Through an extensive process of consultation, trials, workshops and robotic engineering, UTS and RMS found CROC’s inspiration in an unlikely hero – the tiny inchworm.

The robot consists of a flexible body with a magnetic ‘foot’ at each end, along with a sensor package equipped with a camera and scanning equipment. To top it all off a ‘brain’ handles environmental and situation awareness, 3D map building, motion planning, collision avoidance, negotiation with edges/corners/rivets and data collection.

Once carried into position (on an operator’s back, no less) and deployed, inspectors can monitor the high definition feed to assess the bridge’s condition in safety and comfort.

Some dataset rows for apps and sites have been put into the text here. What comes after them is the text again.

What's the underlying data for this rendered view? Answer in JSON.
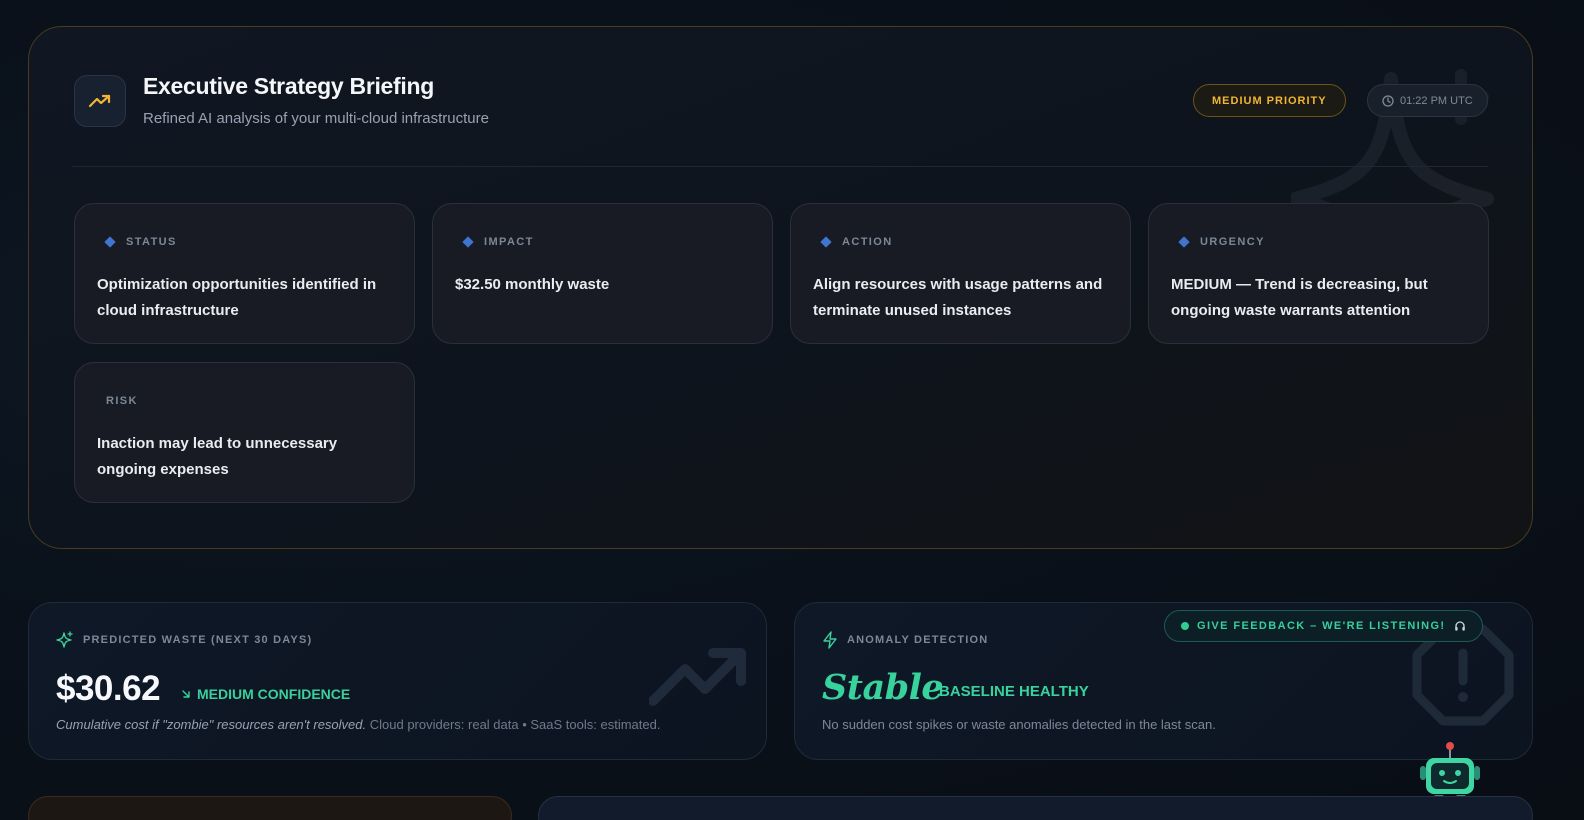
{
  "briefing": {
    "title": "Executive Strategy Briefing",
    "subtitle": "Refined AI analysis of your multi-cloud infrastructure",
    "priority": "MEDIUM PRIORITY",
    "time": "01:22 PM UTC",
    "cards": [
      {
        "label": "STATUS",
        "text": "Optimization opportunities identified in cloud infrastructure"
      },
      {
        "label": "IMPACT",
        "text": "$32.50 monthly waste"
      },
      {
        "label": "ACTION",
        "text": "Align resources with usage patterns and terminate unused instances"
      },
      {
        "label": "URGENCY",
        "text": "MEDIUM — Trend is decreasing, but ongoing waste warrants attention"
      },
      {
        "label": "RISK",
        "text": "Inaction may lead to unnecessary ongoing expenses"
      }
    ]
  },
  "waste": {
    "label": "PREDICTED WASTE (NEXT 30 DAYS)",
    "value": "$30.62",
    "confidence": "MEDIUM CONFIDENCE",
    "note_em": "Cumulative cost if \"zombie\" resources aren't resolved.",
    "note_rest": "Cloud providers: real data • SaaS tools: estimated."
  },
  "anomaly": {
    "label": "ANOMALY DETECTION",
    "status": "Stable",
    "baseline": "BASELINE HEALTHY",
    "note": "No sudden cost spikes or waste anomalies detected in the last scan."
  },
  "feedback": {
    "label": "GIVE FEEDBACK – WE'RE LISTENING!"
  },
  "colors": {
    "accent_gold": "#f2b535",
    "accent_green": "#38d29d",
    "accent_blue": "#3f74cf"
  },
  "icons": [
    "trending-up-icon",
    "clock-icon",
    "sparkle-icon",
    "sparkles-icon",
    "trend-down-icon",
    "bolt-icon",
    "alert-octagon-icon",
    "headphones-icon",
    "robot-icon"
  ]
}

It’s a high-tech solution to an age-old problem; one that has scored both parties recognition at the recent SafeWork NSW Awards. Against stiff competition RMS and UTS made an impression on the judges and went home with the award for best solution to an identified workplace health and safety issue category.

More importantly, it’s an invention that has the potential to improve safety not only for our local bridge inspectors but for workers around the world. Any workplace that needs to inspect cramped metal environments could benefit, such as ship holds, power plants and transmission towers.

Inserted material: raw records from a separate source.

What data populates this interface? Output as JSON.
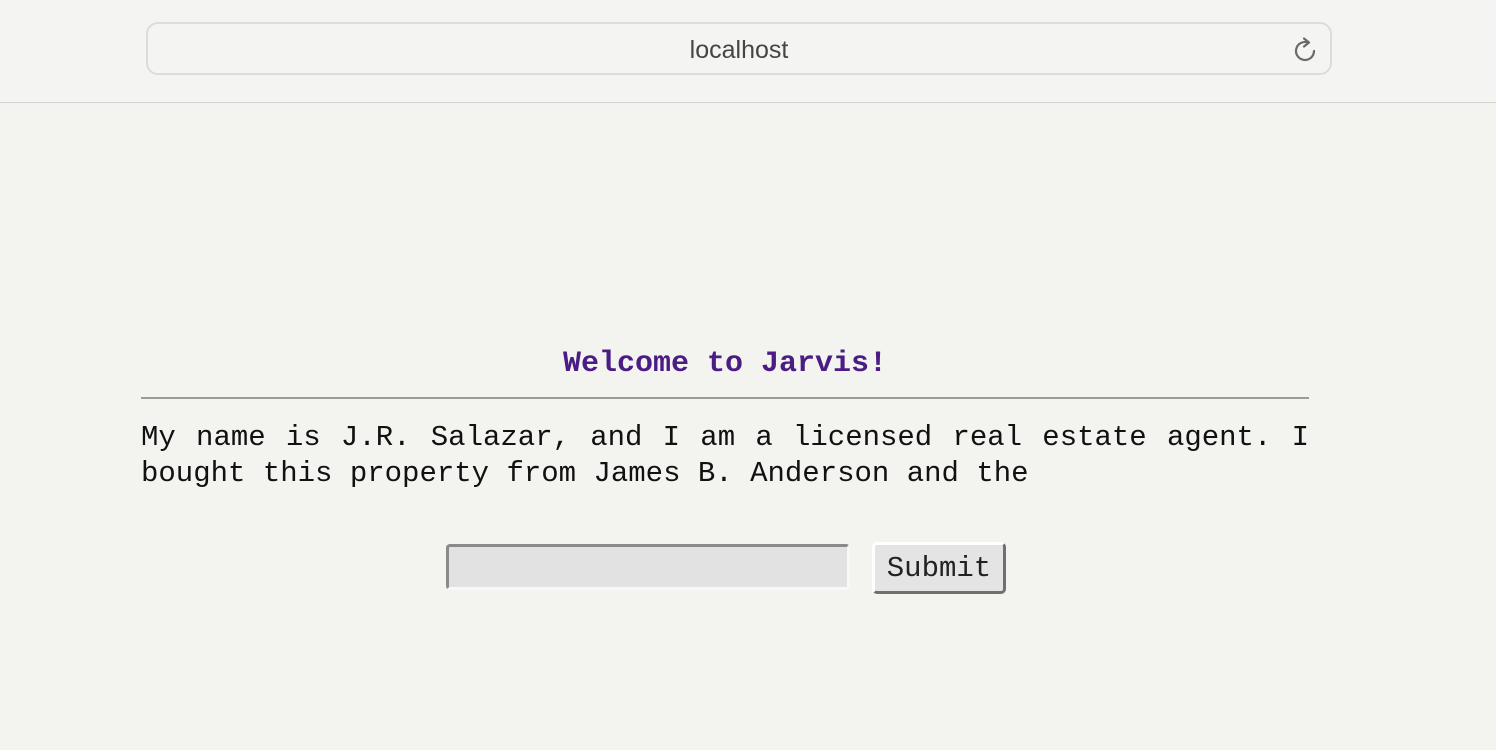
{
  "browser": {
    "url": "localhost",
    "reload_icon": "reload-icon"
  },
  "page": {
    "title": "Welcome to Jarvis!",
    "story": "My name is J.R. Salazar, and I am a licensed real estate agent. I bought this property from James B. Anderson and the",
    "answer_value": "",
    "submit_label": "Submit"
  },
  "colors": {
    "title": "#4b1c84",
    "background": "#f3f3ef",
    "text": "#111111"
  }
}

See CROC in action, or visit the UTS Centre for Autonomous Systems YouTube channel for other fascinating innovations.

If you’ve developed a solution to a workplace safety issue (no matter how simple – intelligent robots not necessary) check out the 2016 SafeWork NSW Awards, opening soon.

An App-ropriate safety move for Luke

When he’s not belting out rockabilly tunes with The Philistines, Luke Sullivan is likely to be coordinating the myriad of safety aspects of a concert for up to 100,000 people.

After 20 years in the construction industry as a dogman, rigger, concreter and the like, Luke decided to  give his brain cells a workout by completing an economics degree and embarking on a career in workplace safety and risk management. He became involved in civil engineering, logistics, maritime and manufacturing projects, and in 2011 was appointed Principal Advisor for HSE at Staging Connections, one of Australia’s largest event management companies.

“Our events can be anything from a flip chart and projector for 10 people to a Taylor Swift tour with hundreds of thousands of attendees,” Luke explains.

When he joined the company, fatalities and serious incidents at events around the world had placed the event management industry in a state of crisis and Luke was determined to change the company’s safety culture from complacency to commitment.

“I’m an outspoken critic of my own profession and urge my colleagues to adopt a steadfast high-risk focus,” Luke says.

“At any given time we have several tonnes of rigged AV equipment slung directly above people’s heads, which is a huge public risk.”

“Competency and skill-set management are critical in controlling this risk,” Luke says.

To meet the challenge, Luke garnered the support of senior management and set about developing the first risk management system designed specifically for events. He called it Stagesafe and made it available to staff via the company’s intranet and to the wider industry via a mobile app, ‘The Stagesafe App’. The system allows event crews to apply consistent safety controls at all shows, backed by thorough risk assessment and safe work procedures periodically reviewed by subject matter experts.

Given the geographical spread of the business and its young mobile workforce, Luke was aware that communication and consultation were vital in implementing the Stagesafe culture. He launched a quarterly newsletter with a ‘LukedIN’ column raising risk management issues and building safety awareness in the teams, published safety alerts to highlight ‘near misses’, and introduced the ‘Stagesafe Champion’ to acknowledge those who most contribute to the company’s new safety culture.

Within two years of implementing Stagesafe, lost time injuries halved at Staging Connections and Luke won the 2014 SafeWork Awards for best individual contribution to work health and safety by a WHS professional.

Have you made a difference to safety like Luke? We would love to hear from you. Entries in the 2015 SafeWork Awards are now open. Entry is quick, online and free. Apply now at safeworkawards.com.au.